App and web page records:
══════════

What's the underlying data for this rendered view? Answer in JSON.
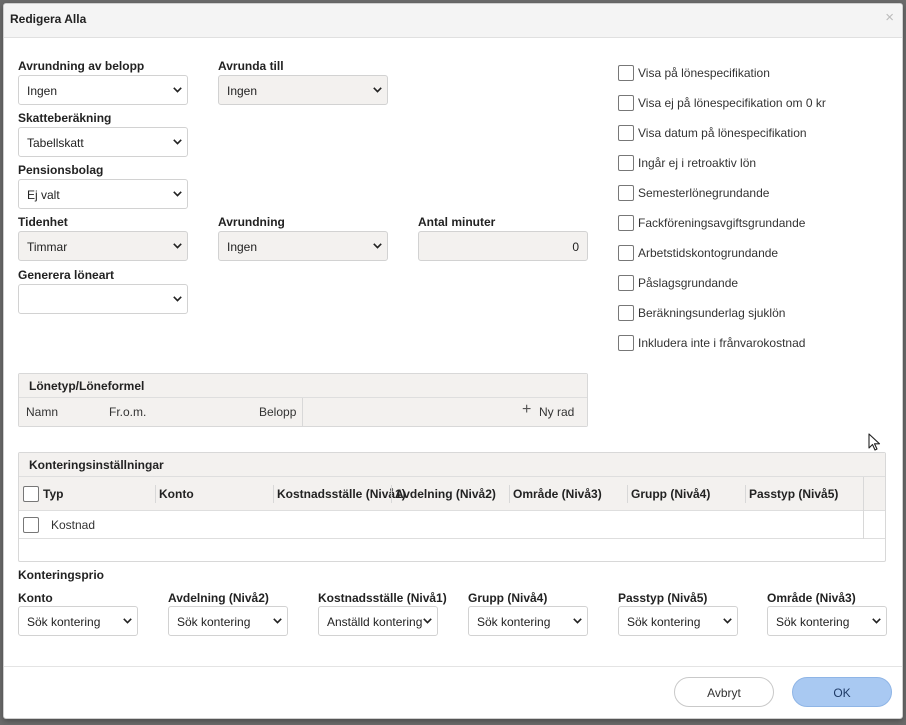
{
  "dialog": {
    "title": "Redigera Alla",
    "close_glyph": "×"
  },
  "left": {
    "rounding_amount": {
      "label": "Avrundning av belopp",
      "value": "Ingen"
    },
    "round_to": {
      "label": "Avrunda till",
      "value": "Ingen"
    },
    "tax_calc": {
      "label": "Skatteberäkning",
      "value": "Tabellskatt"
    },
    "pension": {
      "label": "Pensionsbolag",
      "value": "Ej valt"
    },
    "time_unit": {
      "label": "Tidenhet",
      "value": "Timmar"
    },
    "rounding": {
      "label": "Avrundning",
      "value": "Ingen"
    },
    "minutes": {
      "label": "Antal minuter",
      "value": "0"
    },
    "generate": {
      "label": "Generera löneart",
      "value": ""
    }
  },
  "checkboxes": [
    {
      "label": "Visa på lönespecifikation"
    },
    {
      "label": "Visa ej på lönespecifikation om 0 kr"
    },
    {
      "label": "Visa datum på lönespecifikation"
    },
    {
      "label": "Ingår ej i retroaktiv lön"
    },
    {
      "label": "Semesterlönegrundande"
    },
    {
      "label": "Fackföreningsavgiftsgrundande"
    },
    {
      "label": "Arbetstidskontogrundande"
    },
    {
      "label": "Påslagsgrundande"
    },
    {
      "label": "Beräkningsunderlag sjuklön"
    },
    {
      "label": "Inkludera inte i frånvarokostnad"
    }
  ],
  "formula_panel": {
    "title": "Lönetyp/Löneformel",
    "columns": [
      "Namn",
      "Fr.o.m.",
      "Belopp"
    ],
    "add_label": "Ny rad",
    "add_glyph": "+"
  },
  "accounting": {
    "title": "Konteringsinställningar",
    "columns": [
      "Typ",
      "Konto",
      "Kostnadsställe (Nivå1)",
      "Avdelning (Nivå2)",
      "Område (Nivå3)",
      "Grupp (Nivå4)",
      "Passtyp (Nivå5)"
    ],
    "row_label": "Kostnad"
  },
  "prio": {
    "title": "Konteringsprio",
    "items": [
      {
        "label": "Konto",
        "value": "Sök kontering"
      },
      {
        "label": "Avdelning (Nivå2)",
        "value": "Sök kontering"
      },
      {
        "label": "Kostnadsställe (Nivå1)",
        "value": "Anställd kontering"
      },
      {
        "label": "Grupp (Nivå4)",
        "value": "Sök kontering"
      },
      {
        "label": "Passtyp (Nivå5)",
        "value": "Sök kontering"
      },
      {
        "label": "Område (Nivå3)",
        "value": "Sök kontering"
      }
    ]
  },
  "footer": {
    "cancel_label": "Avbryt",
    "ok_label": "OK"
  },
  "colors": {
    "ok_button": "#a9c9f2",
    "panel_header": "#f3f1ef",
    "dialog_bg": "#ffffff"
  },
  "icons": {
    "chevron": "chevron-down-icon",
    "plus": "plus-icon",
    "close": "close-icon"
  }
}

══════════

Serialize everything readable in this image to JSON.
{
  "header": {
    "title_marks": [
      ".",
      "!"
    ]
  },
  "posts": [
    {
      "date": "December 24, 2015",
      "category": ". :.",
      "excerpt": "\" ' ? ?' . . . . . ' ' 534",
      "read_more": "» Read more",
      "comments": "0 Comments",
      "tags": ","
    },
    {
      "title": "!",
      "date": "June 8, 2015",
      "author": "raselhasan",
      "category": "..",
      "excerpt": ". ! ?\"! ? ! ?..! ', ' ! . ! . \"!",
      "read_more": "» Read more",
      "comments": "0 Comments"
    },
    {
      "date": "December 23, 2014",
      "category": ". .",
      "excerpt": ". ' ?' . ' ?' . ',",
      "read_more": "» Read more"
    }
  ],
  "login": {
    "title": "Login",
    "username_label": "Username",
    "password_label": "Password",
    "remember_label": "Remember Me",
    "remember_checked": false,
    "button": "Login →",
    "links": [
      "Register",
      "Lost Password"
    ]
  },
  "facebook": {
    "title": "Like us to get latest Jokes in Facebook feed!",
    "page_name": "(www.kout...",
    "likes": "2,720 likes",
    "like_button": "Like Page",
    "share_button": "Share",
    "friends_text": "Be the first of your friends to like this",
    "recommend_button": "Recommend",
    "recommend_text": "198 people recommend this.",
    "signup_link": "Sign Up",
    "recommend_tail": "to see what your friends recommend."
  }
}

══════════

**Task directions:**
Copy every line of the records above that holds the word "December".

**Solution to this task:**
      "date": "December 24, 2015",
      "date": "December 23, 2014",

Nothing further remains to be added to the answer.